Are We Describing Dispersion Correctly? Some Concerns

  • I. Neretnieks
Part of the International Centre for Mechanical Sciences book series (CISM, volume 364)


There are many observations that the dispersion length increases with the observation distance in fractured rocks. This is contrary to the common assumption on which the advection-dispersion equation is based and casts doubt on its usefulness in extrapolation to longer distances. There are several mechanisms which can cause the observed effect. Three such mechanisms are discussed. In systems with strong channeling i.e. where the flow paths are essentially independent until their waters are mixed in the collection well the dispersion of the collected waters from the different paths will depend on the velocity distribution along the path ways. The “dispersion length” evaluated for this system will be proportional to the distance. Another mechanisms which will have similar effects is the matrix diffusion in a dual porosity system. The tracer diffuses in and out of the stagnant waters in the rock matrix. The larger contact surface between the flowing water and the rock in the longer paths will increase the interaction and cause “dispersion” in addition to the hydrodynamic dispersion. A third cause can be that in a self similar system the dispersion length also will be self similar and be a constant fraction of the scale of observation. There are observations indicating that there are self similar structures in fractured rocks.


Breakthrough Curve Fracture Rock Tracer Test Residence Time Distribution Matrix Diffusion 
These keywords were added by machine and not by the authors. This process is experimental and the keywords may be updated as the learning algorithm improves.


Unable to display preview. Download preview PDF.

Unable to display preview. Download preview PDF.
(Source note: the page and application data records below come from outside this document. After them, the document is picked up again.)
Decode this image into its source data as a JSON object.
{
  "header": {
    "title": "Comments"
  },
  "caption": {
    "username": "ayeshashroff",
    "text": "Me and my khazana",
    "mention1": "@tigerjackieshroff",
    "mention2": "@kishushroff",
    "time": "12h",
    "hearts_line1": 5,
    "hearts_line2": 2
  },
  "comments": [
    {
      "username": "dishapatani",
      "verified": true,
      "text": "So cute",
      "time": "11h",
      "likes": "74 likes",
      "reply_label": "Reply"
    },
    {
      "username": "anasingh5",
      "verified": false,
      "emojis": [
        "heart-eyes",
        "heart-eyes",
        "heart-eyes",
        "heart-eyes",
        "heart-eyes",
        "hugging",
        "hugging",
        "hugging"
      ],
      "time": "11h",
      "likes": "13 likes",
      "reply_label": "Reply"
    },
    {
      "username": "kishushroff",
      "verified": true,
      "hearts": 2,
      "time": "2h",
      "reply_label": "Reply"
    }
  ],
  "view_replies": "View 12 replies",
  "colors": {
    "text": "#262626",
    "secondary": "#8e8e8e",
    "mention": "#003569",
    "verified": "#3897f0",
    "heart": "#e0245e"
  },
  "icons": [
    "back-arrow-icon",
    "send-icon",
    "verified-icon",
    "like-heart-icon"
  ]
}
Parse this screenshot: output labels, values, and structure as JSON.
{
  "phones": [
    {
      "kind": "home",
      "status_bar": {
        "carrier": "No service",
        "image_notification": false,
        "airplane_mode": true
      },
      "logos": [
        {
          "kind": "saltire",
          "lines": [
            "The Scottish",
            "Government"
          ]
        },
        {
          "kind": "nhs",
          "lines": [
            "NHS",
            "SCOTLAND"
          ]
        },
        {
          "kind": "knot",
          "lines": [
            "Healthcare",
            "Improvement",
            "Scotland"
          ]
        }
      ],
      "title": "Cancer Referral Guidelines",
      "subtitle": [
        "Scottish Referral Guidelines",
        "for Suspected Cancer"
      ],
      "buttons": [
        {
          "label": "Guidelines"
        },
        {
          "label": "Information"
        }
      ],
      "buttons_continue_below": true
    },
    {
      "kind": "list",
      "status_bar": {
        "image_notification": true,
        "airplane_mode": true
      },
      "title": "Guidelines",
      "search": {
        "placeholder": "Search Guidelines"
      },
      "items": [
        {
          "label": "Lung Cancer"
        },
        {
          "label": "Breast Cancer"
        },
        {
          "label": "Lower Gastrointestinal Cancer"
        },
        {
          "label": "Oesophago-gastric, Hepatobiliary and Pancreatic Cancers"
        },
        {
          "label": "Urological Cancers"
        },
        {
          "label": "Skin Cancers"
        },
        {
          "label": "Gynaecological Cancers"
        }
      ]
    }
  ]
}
  1. 1.
    Matheron G., and de Marsily G. Is transport in porous media always diffusive? A counterexample, Water Resources Res. 6, p 90, 1980.Google Scholar
  2. 2.
    Neretnieks I. A note on fracture flow mechanisms in the ground, Water Resources Res. 19, p. 364–370, 1983.CrossRefGoogle Scholar
  3. 3.
    Neretnieks I. Solute Transport in Fractured Rock -Applications to Radioactive Waste Repositories. Chapter 3. Ed Bear J., de Marsily G., Tsang C-F., Academic Press p 39–127, 1993.Google Scholar
  4. 4.
    Gelhar L.W. Stochastic Subsurface Hydrology, Prentice Hall, 1993.Google Scholar
  5. 5.
    Chesnut D., Dispersion in heterogeneous permeable media. Paper presented at the International High Level Waste Management Conference, Las Vegas, May 22–26, Proceedings, 1993.Google Scholar
  6. 6.
    Schweich D. Transport of linearly reactive solutes in porous media. Basic models and concepts. In “ Migration and fate of pollutants in soils and subsoils.” Ed. Petruzzelli D. and Helfferich F.G., NATO ASI series, Vol G 32, p 221–245, Springer Verlag, 1993.Google Scholar
  7. 7.
    KBS-3, Final storage of spent nuclear fuel. Report by Swedish Nuclear Fuel Supply Co, SKBF, Stockholm, Sweden, May 1983.Google Scholar

Copyright information

© Springer-Verlag Wien 1995

Authors and Affiliations

  • I. Neretnieks
    • 1
  1. 1.Royal Institute of TechnologyStockholmSweden

Personalised recommendations